You can almost taste the popcorn and cotton candy. You can almost hear the joyful music and the sound of laughter jingling through the air. That's right the carnival is coming back to town, and the entire family will want to come out for the wacky attractions, addictive games and rollicking fun it's bringing along. Bounce on into a vibrant and exciting world once you start playing, you'll never want to leave.
New Carnival Games brings the fun of the carnival into your living room, and gets the whole family together for skill-testing competitive and cooperative games accompanied by side-splitting laughs. This time, you'll experience a world of brand-new adventures that are wackier than ever and win exciting wearables from the biggest prize rack you've ever seen. For the first time ever, the Carnival comes with the Wii MotionPlus controller accessory to really climb into the action with your whole body. Control the game with total precision, feel every movement of every game with intensity and get laughing with new motion-sensing capabilities. Step right up to the ultimate carnival for family fun like never before and you don't even have to wait in line.
Includes the MotionPlus accessory for increased accuracy, enhanced gameplay and more precision than ever before
All of the family fun and wacky laughs of the original multimillion unit-selling game is back with more hilarious carnival adventures than ever and whole-body-moving action
Compete in more than 30 brand-new games and attractions
Get into the action and enhance every move you make with the exciting Wii MotionPlus
Show off your gaming prowess as you collect 300 all-new carnival prizes and wacky wearables
Challenge your family and friends to head-to-head competitions or team up for cooperative play in multiplayer modes
For 1 to 4 players
Nowadays, buying a new television is a fact of life every 3-5 years. Not only is it necessary to replace old TVs, but with the way technology is progressing, a TV from more than five years ago may begin to seem obsolete. That rapid pace of technology can also make buying a new TV intimidating, however, as every time you shop you will hear new terminology, encounter features you're not sure that you need, and run into pushy salespeople trying to rush you into a purchase. To ease your mind, here are some tips for buying a TV that might make your shopping a little bit easier.
1. Don't be afraid of HD
High-definition TVs used to be expensive and considered luxury items, but that is no longer the case. Now most new TVs are being produced with HD capabilities, and the prices for HDTVs are generally reasonable. HD programming also used to be difficult to come by, but now all the major networks broadcast in HD. And, if you're a sports fan, HD is a must. In general, the addition of HD won't cost you an arm and a leg, and you probably won't regret it if you go for it. It won't be long before programming on a non-HDTV will look downright prehistoric.
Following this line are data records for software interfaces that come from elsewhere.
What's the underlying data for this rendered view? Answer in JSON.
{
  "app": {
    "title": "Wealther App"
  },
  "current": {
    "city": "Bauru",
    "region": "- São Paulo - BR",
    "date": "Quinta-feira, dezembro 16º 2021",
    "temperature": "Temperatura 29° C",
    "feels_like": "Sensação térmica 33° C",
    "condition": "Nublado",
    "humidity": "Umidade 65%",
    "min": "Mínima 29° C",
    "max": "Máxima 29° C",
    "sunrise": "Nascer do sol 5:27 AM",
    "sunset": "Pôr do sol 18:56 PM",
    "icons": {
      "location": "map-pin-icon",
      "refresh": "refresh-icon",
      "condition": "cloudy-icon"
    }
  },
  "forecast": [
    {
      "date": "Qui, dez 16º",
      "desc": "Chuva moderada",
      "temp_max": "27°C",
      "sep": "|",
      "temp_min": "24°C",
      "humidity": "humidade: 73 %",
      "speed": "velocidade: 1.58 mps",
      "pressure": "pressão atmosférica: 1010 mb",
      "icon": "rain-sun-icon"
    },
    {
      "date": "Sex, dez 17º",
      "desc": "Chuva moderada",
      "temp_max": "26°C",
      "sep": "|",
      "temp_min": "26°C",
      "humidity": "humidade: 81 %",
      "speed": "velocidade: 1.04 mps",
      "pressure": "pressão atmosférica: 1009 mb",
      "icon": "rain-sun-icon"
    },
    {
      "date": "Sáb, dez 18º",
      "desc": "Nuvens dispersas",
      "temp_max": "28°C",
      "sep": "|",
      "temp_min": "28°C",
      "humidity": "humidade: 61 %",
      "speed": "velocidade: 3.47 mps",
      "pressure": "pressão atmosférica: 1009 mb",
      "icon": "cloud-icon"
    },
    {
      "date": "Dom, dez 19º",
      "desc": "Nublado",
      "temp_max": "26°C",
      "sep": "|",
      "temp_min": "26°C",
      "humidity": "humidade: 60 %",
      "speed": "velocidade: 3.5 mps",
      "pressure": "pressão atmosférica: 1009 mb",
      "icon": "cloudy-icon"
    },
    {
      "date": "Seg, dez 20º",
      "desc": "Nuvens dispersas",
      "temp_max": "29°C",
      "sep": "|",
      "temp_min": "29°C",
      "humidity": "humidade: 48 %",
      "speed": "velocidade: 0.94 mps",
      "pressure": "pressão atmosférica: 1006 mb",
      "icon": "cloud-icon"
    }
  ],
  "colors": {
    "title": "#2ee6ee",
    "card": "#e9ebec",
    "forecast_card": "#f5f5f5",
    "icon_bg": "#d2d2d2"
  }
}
2. A technology primer
Probably the most intimidating part of buying a TV nowadays is the terms that salespeople bandy about. You might hear the terms LCD or plasma and be completely confused. They'll tell you it's great, bur really what does it mean? Here are some important things to know, and while it's not everything it can keep you from feeling overwhelmed. A standard-definition television is a tube television, which is quickly becoming old-fashioned. Most aren't HDTV-capable and are smaller than 27 inches. Salespeople may refer to them as direct view TVs. Plasma screen TVs are flat-screen televisions, but another flat-screen version, known as LCD, is taking their place as the most popular HDTVs. Although plasma picture quality is better in some cases there are a wider variety of LCD TVs and their prices are reasonable, making them popular with consumers.
3. Take a look in back
When you're shopping for a TV, it's easy to focus on the obvious: size, price, picture, and just overall the way it looks. However, you also want to make sure your TV is going to work with the devices you have. Take a look at the back panel and make sure the inputs are there for your DVD player, VCR, cable box, video game consoles, or whatever you want to plug into it. Don't assume, as a limited number of inputs can be a reason for a lower price.
4. If you can go big, go big
If you get a bigger TV, you probably won't regret it unless you take a drastic cut in quality to do so. Prices on bigger TVs are falling, and you might be surprised at the size you can get for the cost of a 27-inch five years ago. Don't be reluctant about going bigger unless there's a real reason not to.